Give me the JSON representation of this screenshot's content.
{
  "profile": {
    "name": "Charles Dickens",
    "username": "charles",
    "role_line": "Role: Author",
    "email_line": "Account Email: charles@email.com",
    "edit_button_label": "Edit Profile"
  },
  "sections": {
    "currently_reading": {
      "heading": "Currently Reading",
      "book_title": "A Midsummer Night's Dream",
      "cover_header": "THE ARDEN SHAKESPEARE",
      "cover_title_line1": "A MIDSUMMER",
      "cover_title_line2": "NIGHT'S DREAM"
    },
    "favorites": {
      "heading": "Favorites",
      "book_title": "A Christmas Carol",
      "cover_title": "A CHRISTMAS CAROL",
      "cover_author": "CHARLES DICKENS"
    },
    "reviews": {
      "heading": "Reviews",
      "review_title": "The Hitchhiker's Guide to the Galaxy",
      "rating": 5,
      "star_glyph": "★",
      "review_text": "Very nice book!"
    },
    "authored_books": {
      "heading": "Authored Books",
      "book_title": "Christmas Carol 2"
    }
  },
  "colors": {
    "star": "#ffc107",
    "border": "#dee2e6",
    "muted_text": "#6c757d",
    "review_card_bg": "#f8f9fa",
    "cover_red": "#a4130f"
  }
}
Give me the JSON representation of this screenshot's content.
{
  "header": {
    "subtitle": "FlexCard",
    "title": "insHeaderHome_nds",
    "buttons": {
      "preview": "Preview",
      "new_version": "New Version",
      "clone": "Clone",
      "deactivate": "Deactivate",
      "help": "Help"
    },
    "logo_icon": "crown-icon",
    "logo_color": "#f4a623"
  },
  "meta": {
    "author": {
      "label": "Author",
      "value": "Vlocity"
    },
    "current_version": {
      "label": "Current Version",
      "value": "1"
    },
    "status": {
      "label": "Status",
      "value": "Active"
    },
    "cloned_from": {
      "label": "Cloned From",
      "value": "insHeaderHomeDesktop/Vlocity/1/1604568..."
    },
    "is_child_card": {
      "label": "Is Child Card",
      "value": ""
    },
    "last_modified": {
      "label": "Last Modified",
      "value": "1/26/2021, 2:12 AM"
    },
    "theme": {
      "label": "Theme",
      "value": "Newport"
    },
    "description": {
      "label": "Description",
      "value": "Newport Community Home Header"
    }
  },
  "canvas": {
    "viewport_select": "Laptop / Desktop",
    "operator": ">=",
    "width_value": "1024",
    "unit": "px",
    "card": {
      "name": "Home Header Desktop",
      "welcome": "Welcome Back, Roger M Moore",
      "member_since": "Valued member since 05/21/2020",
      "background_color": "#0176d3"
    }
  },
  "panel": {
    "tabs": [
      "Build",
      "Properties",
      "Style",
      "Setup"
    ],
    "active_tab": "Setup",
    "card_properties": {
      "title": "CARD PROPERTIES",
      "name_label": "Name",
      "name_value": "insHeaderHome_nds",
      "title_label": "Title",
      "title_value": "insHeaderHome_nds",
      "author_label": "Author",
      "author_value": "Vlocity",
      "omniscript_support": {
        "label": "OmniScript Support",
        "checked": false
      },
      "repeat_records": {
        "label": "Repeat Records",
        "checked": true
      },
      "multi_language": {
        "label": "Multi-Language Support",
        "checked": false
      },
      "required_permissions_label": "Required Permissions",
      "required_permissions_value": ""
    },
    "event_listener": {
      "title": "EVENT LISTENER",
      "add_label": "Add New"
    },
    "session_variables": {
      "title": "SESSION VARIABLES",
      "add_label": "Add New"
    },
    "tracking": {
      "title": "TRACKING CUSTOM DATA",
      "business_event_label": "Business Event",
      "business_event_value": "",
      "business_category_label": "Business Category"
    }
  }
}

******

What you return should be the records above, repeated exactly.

** Written solution **
Give me the JSON representation of this screenshot's content.
{
  "profile": {
    "name": "Charles Dickens",
    "username": "charles",
    "role_line": "Role: Author",
    "email_line": "Account Email: charles@email.com",
    "edit_button_label": "Edit Profile"
  },
  "sections": {
    "currently_reading": {
      "heading": "Currently Reading",
      "book_title": "A Midsummer Night's Dream",
      "cover_header": "THE ARDEN SHAKESPEARE",
      "cover_title_line1": "A MIDSUMMER",
      "cover_title_line2": "NIGHT'S DREAM"
    },
    "favorites": {
      "heading": "Favorites",
      "book_title": "A Christmas Carol",
      "cover_title": "A CHRISTMAS CAROL",
      "cover_author": "CHARLES DICKENS"
    },
    "reviews": {
      "heading": "Reviews",
      "review_title": "The Hitchhiker's Guide to the Galaxy",
      "rating": 5,
      "star_glyph": "★",
      "review_text": "Very nice book!"
    },
    "authored_books": {
      "heading": "Authored Books",
      "book_title": "Christmas Carol 2"
    }
  },
  "colors": {
    "star": "#ffc107",
    "border": "#dee2e6",
    "muted_text": "#6c757d",
    "review_card_bg": "#f8f9fa",
    "cover_red": "#a4130f"
  }
}
Give me the JSON representation of this screenshot's content.
{
  "header": {
    "subtitle": "FlexCard",
    "title": "insHeaderHome_nds",
    "buttons": {
      "preview": "Preview",
      "new_version": "New Version",
      "clone": "Clone",
      "deactivate": "Deactivate",
      "help": "Help"
    },
    "logo_icon": "crown-icon",
    "logo_color": "#f4a623"
  },
  "meta": {
    "author": {
      "label": "Author",
      "value": "Vlocity"
    },
    "current_version": {
      "label": "Current Version",
      "value": "1"
    },
    "status": {
      "label": "Status",
      "value": "Active"
    },
    "cloned_from": {
      "label": "Cloned From",
      "value": "insHeaderHomeDesktop/Vlocity/1/1604568..."
    },
    "is_child_card": {
      "label": "Is Child Card",
      "value": ""
    },
    "last_modified": {
      "label": "Last Modified",
      "value": "1/26/2021, 2:12 AM"
    },
    "theme": {
      "label": "Theme",
      "value": "Newport"
    },
    "description": {
      "label": "Description",
      "value": "Newport Community Home Header"
    }
  },
  "canvas": {
    "viewport_select": "Laptop / Desktop",
    "operator": ">=",
    "width_value": "1024",
    "unit": "px",
    "card": {
      "name": "Home Header Desktop",
      "welcome": "Welcome Back, Roger M Moore",
      "member_since": "Valued member since 05/21/2020",
      "background_color": "#0176d3"
    }
  },
  "panel": {
    "tabs": [
      "Build",
      "Properties",
      "Style",
      "Setup"
    ],
    "active_tab": "Setup",
    "card_properties": {
      "title": "CARD PROPERTIES",
      "name_label": "Name",
      "name_value": "insHeaderHome_nds",
      "title_label": "Title",
      "title_value": "insHeaderHome_nds",
      "author_label": "Author",
      "author_value": "Vlocity",
      "omniscript_support": {
        "label": "OmniScript Support",
        "checked": false
      },
      "repeat_records": {
        "label": "Repeat Records",
        "checked": true
      },
      "multi_language": {
        "label": "Multi-Language Support",
        "checked": false
      },
      "required_permissions_label": "Required Permissions",
      "required_permissions_value": ""
    },
    "event_listener": {
      "title": "EVENT LISTENER",
      "add_label": "Add New"
    },
    "session_variables": {
      "title": "SESSION VARIABLES",
      "add_label": "Add New"
    },
    "tracking": {
      "title": "TRACKING CUSTOM DATA",
      "business_event_label": "Business Event",
      "business_event_value": "",
      "business_category_label": "Business Category"
    }
  }
}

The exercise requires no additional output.